Social Awareness
45 min
Pen + Paper

Active listening can help you better understand where people are coming from in any conversation, but a great place to practice is with a friend. Set up 10 minutes to talk with a friend— it could be in person, on video chat, or on the phone.


Ask your friend to tell you about something that’s on their mind right now. Do your best to simply listen, using some of these techniques for active listening:

active listening techniques

Show you’re listening
Nod your head or maybe lean in a little. Don't get distracted by what's going on around you            

Get clarification
Paraphrase back what you’re hearing or ask questions if you don’t understand

Keep the spotlight on them
Let your friend speak without interrupting, changing the topic, or sharing a story of your own

Be patient
Withhold any judgments or opinions and give your friend time to share


Let your friend know you are working on your listening skills and ask if it’s ok to capture what they are saying. As you are listening, record what you hear them say— try to write down the exact words they are using without adding your own.


Read through what you wrote. Circle the things you thought were most important from the conversation. Look for moments where your friend—


You can practice listening to understand in your day to day conversations. Try this activity again with other friends and notice how it affects your relationships. Did you learn anything new? What do you observe that you didn’t before?

Take a look at our habits below!

Be an emotionally active listener

One of the best tools we have for understanding how others feel is empathetic communication. When a friend shares something with you, check in to make sure you understood them correctly. You might say, “If I understood you correctly, you feel…”.

Listen to what people don’t say

Listening to what people are saying helps us understand them, but some of how they feel might go unsaid. Practice reading nonverbal cues, like body language, facial expressions, and tone of voice, to better understand how people really feel.

Encourage people to tell stories

The stories people choose to tell can say a lot about who they are.
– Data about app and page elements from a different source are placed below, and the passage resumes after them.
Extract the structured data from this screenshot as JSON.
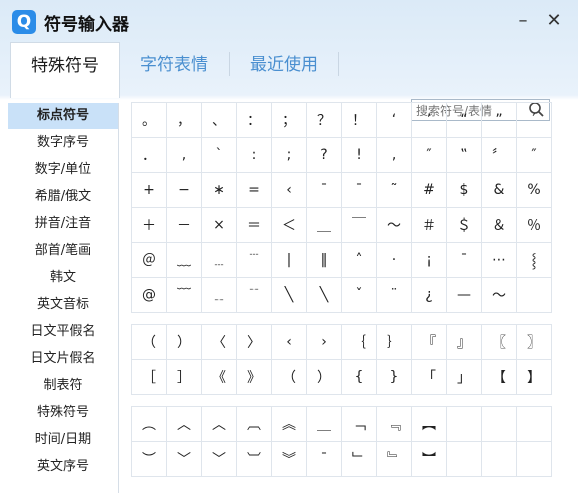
{
  "window": {
    "logo": "Q",
    "title": "符号输入器",
    "minimize": "–",
    "close": "✕"
  },
  "tabs": [
    {
      "label": "特殊符号"
    },
    {
      "label": "字符表情"
    },
    {
      "label": "最近使用"
    }
  ],
  "search": {
    "placeholder": "搜索符号/表情",
    "icon": "search-icon"
  },
  "sidebar": {
    "items": [
      {
        "label": "标点符号"
      },
      {
        "label": "数字序号"
      },
      {
        "label": "数字/单位"
      },
      {
        "label": "希腊/俄文"
      },
      {
        "label": "拼音/注音"
      },
      {
        "label": "部首/笔画"
      },
      {
        "label": "韩文"
      },
      {
        "label": "英文音标"
      },
      {
        "label": "日文平假名"
      },
      {
        "label": "日文片假名"
      },
      {
        "label": "制表符"
      },
      {
        "label": "特殊符号"
      },
      {
        "label": "时间/日期"
      },
      {
        "label": "英文序号"
      }
    ]
  },
  "grids": [
    {
      "rows": [
        [
          "。",
          "，",
          "、",
          "：",
          "；",
          "？",
          "！",
          "‘",
          "’",
          "“",
          "”",
          "′"
        ],
        [
          "．",
          ",",
          "ˋ",
          ":",
          ";",
          "?",
          "!",
          "‚",
          "″",
          "‟",
          "〞",
          "″"
        ],
        [
          "+",
          "−",
          "∗",
          "=",
          "‹",
          "ˉ",
          "¯",
          "˜",
          "#",
          "$",
          "&",
          "%"
        ],
        [
          "＋",
          "－",
          "×",
          "＝",
          "＜",
          "＿",
          "￣",
          "～",
          "＃",
          "＄",
          "＆",
          "％"
        ],
        [
          "＠",
          "﹏",
          "﹍",
          "﹉",
          "|",
          "‖",
          "˄",
          "·",
          "¡",
          "ˉ",
          "⋯",
          "⸾"
        ],
        [
          "@",
          "﹋",
          "﹎",
          "﹊",
          "╲",
          "╲",
          "ˇ",
          "¨",
          "¿",
          "—",
          "～",
          ""
        ]
      ]
    },
    {
      "rows": [
        [
          "（",
          "）",
          "〈",
          "〉",
          "‹",
          "›",
          "｛",
          "｝",
          "『",
          "』",
          "〖",
          "〗"
        ],
        [
          "［",
          "］",
          "《",
          "》",
          "（",
          "）",
          "{",
          "}",
          "「",
          "」",
          "【",
          "】"
        ]
      ]
    },
    {
      "rows": [
        [
          "︵",
          "︿",
          "︿",
          "︹",
          "︽",
          "＿",
          "﹁",
          "﹃",
          "︻",
          "",
          "",
          ""
        ],
        [
          "︶",
          "﹀",
          "﹀",
          "︺",
          "︾",
          "ˉ",
          "﹂",
          "﹄",
          "︼",
          "",
          "",
          ""
        ]
      ]
    }
  ]
}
In your next conversation with a friend, notice where they get excited to share and probe deeper here— ask them to tell you more, follow up with clarifying questions, and leave space for them to elaborate.